Data for processing —
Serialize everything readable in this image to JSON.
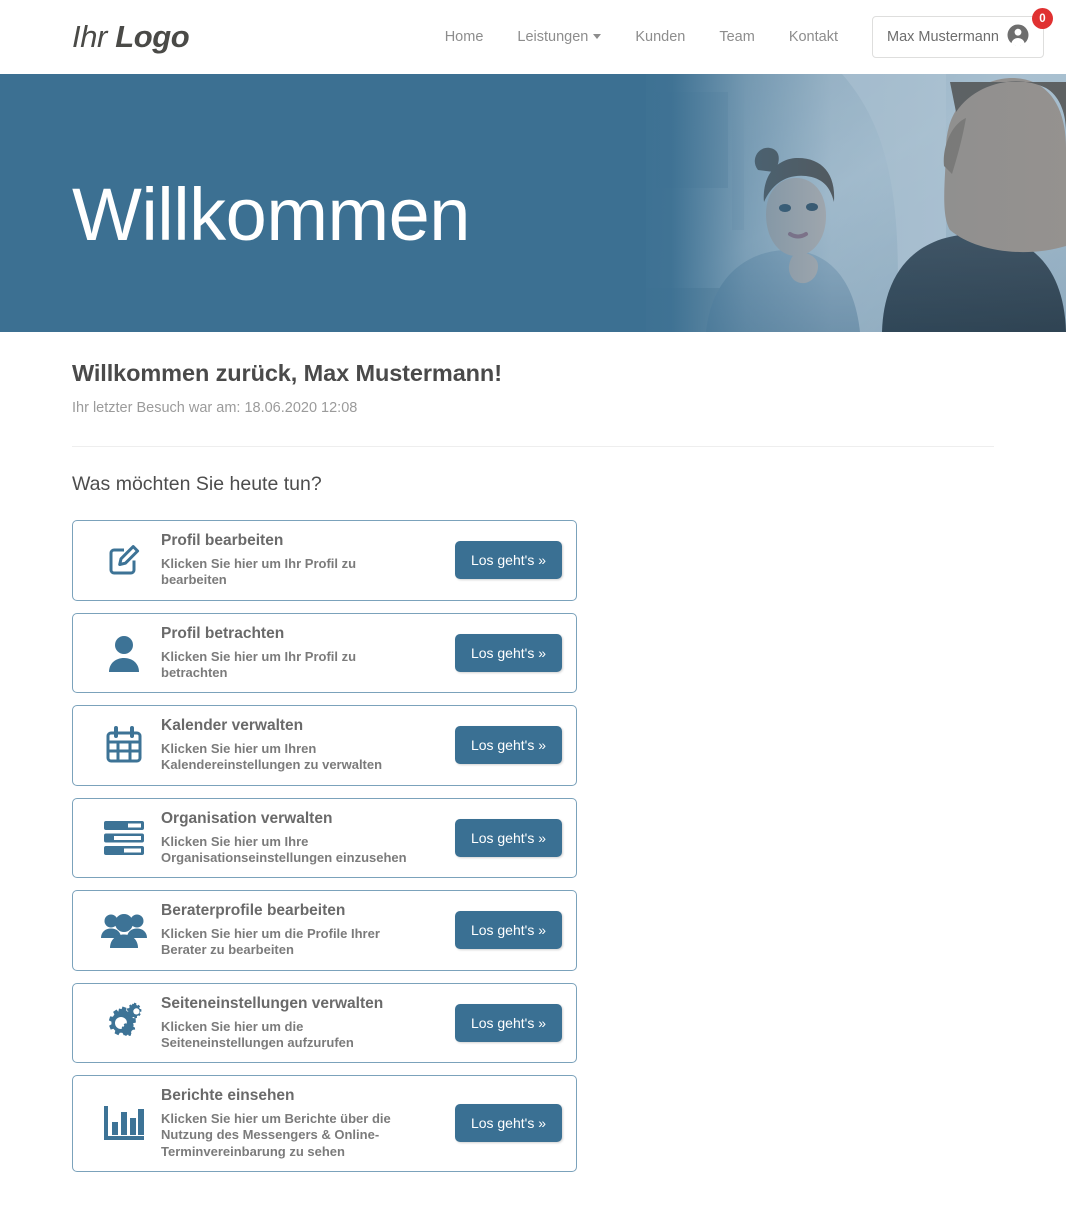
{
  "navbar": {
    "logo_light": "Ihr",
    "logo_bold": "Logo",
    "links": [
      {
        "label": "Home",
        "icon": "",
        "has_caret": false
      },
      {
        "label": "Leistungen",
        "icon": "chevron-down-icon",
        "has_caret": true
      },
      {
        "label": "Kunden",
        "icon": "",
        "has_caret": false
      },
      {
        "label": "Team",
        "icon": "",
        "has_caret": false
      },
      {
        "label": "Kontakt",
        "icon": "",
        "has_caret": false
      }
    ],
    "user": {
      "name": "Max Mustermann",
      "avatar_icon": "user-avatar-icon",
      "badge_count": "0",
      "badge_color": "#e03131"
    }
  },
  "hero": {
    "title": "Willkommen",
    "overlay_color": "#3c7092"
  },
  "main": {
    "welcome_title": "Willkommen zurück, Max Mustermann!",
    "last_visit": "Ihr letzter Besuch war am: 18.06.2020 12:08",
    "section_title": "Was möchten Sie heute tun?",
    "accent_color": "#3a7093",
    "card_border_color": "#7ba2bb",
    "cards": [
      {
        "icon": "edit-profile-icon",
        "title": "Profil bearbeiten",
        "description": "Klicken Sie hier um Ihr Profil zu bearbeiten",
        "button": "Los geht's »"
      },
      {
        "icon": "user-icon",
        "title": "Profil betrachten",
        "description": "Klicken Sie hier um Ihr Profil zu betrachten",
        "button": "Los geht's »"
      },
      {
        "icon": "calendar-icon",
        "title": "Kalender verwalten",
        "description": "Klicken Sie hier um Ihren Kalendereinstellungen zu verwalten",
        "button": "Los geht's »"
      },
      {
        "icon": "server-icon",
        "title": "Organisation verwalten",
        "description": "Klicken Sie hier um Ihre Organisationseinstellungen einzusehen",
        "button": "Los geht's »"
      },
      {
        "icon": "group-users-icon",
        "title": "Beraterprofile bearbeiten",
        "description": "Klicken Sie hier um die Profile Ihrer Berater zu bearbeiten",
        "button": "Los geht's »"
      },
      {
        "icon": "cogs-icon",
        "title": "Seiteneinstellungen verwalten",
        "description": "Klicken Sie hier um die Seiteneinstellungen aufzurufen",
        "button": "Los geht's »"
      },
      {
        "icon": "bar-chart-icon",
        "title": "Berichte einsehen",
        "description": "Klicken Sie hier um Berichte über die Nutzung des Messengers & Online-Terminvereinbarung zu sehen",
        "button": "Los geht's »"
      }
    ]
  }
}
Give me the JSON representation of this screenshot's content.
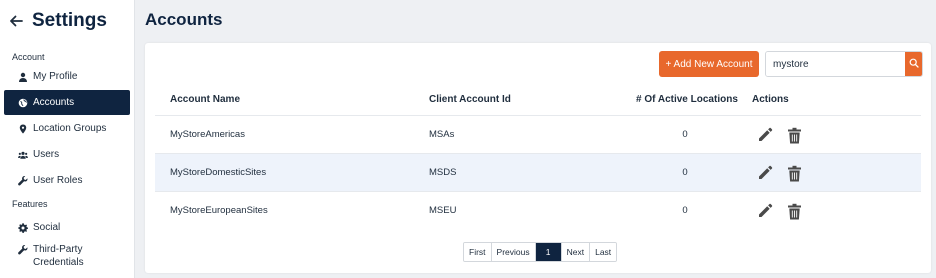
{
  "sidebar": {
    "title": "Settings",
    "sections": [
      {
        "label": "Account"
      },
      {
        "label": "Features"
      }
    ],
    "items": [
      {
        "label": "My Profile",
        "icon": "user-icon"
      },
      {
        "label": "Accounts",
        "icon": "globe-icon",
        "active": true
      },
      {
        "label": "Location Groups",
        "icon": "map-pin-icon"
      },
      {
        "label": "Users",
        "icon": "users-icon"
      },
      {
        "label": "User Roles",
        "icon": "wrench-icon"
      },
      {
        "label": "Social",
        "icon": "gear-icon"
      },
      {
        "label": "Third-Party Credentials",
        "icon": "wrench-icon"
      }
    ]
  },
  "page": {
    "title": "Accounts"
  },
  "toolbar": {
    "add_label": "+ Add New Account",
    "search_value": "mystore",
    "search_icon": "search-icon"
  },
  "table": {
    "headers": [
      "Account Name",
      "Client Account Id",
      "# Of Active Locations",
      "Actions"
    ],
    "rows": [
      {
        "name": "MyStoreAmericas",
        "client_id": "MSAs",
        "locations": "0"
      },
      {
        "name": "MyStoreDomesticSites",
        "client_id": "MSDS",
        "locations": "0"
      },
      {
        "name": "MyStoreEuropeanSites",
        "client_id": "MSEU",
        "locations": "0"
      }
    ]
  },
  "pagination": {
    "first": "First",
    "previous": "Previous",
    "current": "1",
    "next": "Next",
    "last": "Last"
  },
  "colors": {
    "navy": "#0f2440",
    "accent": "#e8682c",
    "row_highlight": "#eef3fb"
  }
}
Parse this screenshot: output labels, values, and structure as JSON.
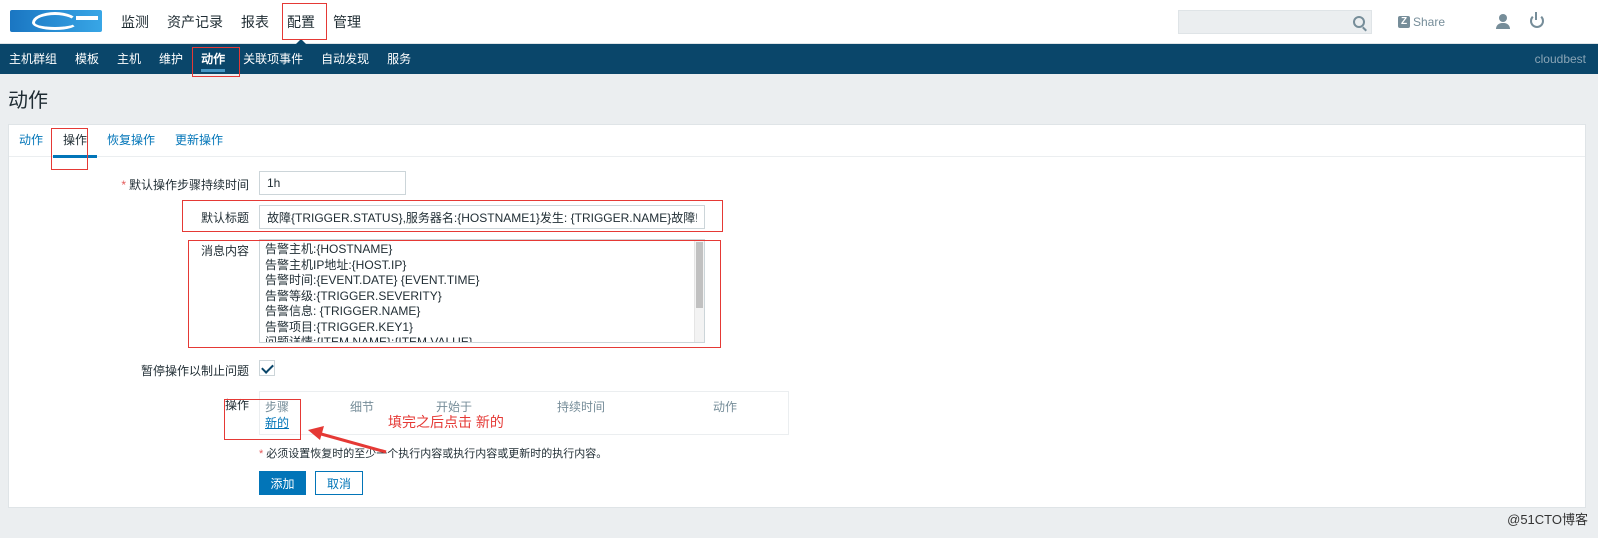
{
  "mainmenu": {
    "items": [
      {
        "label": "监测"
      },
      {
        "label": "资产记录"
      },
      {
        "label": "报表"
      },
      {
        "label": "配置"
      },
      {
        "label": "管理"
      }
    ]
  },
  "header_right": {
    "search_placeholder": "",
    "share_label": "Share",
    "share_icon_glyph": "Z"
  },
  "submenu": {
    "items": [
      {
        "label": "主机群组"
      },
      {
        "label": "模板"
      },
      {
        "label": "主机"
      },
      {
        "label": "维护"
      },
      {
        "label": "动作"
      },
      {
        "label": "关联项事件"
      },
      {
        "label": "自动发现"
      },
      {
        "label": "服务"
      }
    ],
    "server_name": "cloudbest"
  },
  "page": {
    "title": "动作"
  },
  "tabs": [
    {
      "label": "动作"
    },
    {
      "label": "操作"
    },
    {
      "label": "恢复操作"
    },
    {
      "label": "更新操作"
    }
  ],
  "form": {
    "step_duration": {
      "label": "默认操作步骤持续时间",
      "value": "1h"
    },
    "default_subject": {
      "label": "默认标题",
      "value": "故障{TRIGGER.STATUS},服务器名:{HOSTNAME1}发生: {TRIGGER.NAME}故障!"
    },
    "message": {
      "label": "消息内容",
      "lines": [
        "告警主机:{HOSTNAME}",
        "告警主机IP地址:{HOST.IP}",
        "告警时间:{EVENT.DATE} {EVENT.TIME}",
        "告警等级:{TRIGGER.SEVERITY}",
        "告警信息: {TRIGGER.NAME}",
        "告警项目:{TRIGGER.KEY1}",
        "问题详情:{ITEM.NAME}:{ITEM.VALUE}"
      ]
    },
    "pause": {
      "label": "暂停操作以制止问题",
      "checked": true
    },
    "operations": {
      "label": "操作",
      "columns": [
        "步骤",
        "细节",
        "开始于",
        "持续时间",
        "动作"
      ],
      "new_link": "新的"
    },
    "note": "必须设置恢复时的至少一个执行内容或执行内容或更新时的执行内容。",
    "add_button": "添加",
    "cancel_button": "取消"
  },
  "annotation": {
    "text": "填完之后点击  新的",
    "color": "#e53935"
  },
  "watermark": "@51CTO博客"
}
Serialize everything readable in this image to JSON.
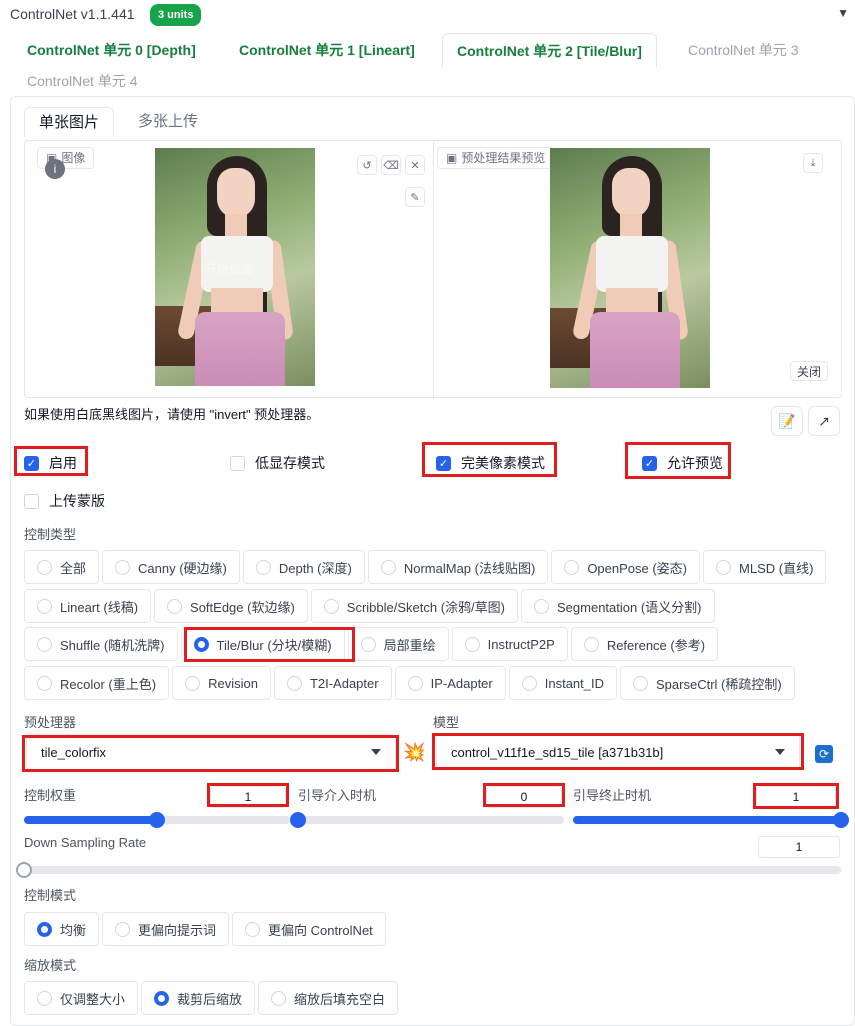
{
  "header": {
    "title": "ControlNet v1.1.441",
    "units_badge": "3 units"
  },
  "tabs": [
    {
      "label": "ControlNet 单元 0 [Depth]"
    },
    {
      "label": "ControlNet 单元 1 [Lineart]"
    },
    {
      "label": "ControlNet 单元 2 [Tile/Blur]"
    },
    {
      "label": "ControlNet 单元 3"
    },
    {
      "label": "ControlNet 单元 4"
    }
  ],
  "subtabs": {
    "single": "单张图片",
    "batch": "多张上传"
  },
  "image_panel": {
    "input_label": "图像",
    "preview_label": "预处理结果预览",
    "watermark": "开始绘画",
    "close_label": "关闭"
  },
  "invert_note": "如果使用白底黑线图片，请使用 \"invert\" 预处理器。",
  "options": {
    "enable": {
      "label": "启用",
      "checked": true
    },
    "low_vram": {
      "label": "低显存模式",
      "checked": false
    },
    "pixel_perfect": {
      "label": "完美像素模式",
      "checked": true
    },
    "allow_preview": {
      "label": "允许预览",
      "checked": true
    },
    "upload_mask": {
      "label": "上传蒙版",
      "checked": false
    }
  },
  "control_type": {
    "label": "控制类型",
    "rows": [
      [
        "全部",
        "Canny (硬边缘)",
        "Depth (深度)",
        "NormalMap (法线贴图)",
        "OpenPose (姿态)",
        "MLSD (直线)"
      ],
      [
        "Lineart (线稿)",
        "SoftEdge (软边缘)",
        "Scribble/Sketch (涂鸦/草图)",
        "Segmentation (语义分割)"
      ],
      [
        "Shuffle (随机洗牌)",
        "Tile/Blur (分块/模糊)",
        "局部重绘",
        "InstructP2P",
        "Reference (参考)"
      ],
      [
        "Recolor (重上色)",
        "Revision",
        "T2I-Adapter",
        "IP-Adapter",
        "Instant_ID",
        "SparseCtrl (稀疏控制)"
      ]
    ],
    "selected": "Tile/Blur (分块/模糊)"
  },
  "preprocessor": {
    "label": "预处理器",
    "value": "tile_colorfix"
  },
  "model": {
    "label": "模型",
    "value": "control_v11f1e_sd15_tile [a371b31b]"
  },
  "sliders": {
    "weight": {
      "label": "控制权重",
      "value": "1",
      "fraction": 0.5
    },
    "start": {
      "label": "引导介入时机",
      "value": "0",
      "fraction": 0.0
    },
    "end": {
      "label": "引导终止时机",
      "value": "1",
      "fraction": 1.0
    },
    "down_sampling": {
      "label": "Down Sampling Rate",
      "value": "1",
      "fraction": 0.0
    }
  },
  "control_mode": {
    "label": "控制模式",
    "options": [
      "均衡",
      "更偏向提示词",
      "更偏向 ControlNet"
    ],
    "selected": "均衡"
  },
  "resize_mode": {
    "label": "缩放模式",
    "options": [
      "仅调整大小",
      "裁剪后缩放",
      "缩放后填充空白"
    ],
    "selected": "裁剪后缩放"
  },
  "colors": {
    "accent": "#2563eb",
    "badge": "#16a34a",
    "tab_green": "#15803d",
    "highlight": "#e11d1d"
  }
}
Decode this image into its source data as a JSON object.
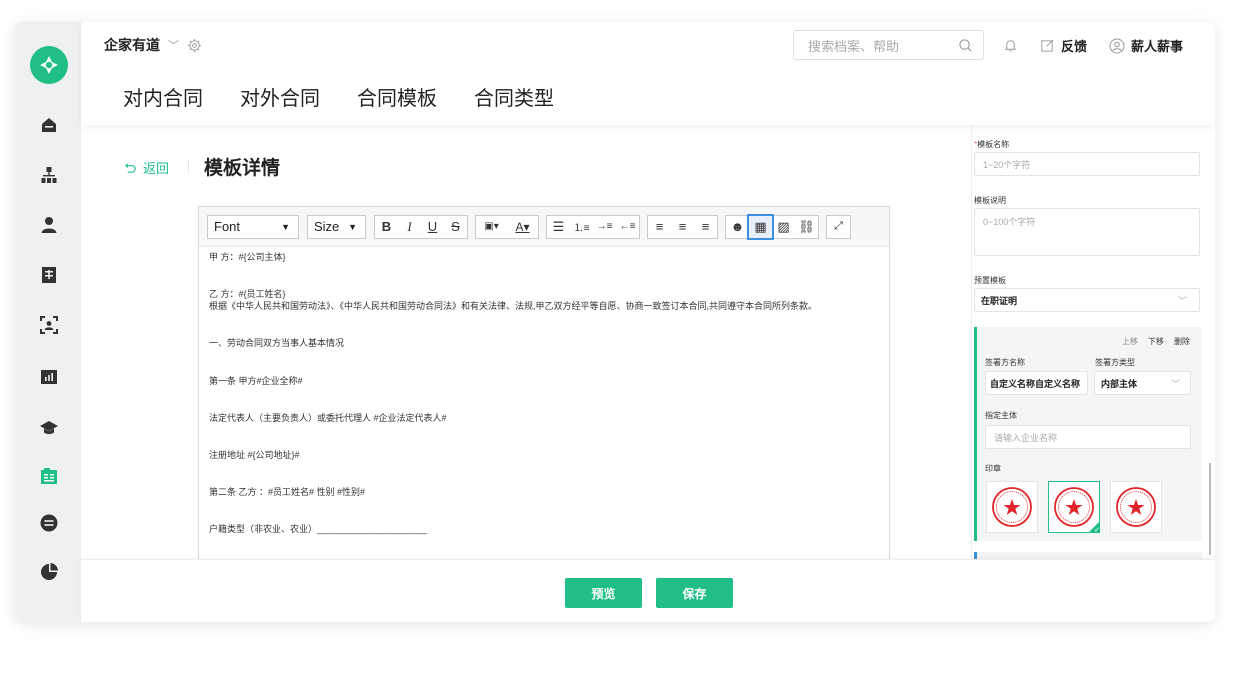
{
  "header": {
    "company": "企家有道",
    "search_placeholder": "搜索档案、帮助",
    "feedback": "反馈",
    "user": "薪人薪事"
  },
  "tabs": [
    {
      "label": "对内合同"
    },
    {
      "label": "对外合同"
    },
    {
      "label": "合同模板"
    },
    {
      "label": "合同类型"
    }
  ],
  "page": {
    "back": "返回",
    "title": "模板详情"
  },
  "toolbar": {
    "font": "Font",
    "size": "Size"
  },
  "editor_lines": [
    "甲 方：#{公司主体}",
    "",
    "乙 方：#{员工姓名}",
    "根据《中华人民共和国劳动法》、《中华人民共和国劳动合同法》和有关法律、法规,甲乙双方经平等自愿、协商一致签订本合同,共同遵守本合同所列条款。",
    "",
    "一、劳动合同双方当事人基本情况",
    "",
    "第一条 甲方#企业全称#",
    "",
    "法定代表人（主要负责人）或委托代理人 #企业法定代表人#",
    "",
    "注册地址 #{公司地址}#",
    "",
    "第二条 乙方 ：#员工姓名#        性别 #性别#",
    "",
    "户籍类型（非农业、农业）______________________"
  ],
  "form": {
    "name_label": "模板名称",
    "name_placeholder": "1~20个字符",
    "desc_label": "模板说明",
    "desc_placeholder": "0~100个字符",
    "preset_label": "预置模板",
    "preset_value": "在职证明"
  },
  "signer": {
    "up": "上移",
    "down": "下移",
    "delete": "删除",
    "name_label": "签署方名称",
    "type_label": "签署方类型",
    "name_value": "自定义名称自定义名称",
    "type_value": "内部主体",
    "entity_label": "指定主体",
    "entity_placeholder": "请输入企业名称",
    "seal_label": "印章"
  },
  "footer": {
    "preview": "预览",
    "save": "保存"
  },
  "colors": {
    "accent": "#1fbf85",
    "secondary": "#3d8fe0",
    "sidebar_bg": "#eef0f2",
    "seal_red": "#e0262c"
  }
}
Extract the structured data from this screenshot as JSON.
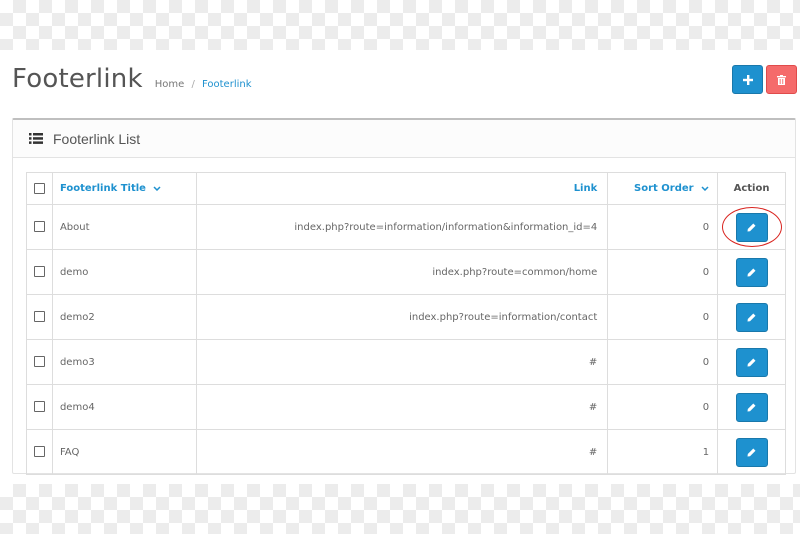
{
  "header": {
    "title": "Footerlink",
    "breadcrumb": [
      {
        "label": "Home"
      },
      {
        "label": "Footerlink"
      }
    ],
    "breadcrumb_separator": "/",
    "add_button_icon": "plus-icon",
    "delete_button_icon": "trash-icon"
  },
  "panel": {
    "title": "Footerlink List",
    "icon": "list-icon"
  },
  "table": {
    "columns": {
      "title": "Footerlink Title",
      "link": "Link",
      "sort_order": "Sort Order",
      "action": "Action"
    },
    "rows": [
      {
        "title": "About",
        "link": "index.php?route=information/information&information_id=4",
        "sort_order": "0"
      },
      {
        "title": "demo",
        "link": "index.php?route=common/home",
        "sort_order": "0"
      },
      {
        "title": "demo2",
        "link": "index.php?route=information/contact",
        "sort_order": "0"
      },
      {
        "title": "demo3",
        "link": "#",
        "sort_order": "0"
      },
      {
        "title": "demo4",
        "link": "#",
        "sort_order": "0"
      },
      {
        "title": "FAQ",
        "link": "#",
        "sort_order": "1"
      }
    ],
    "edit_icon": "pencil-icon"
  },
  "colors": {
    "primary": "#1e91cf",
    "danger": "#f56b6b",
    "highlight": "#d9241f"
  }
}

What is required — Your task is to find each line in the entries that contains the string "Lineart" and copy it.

Response —
      "label": "ControlNet 单元 1 [Lineart]"
        "Lineart (线稿)",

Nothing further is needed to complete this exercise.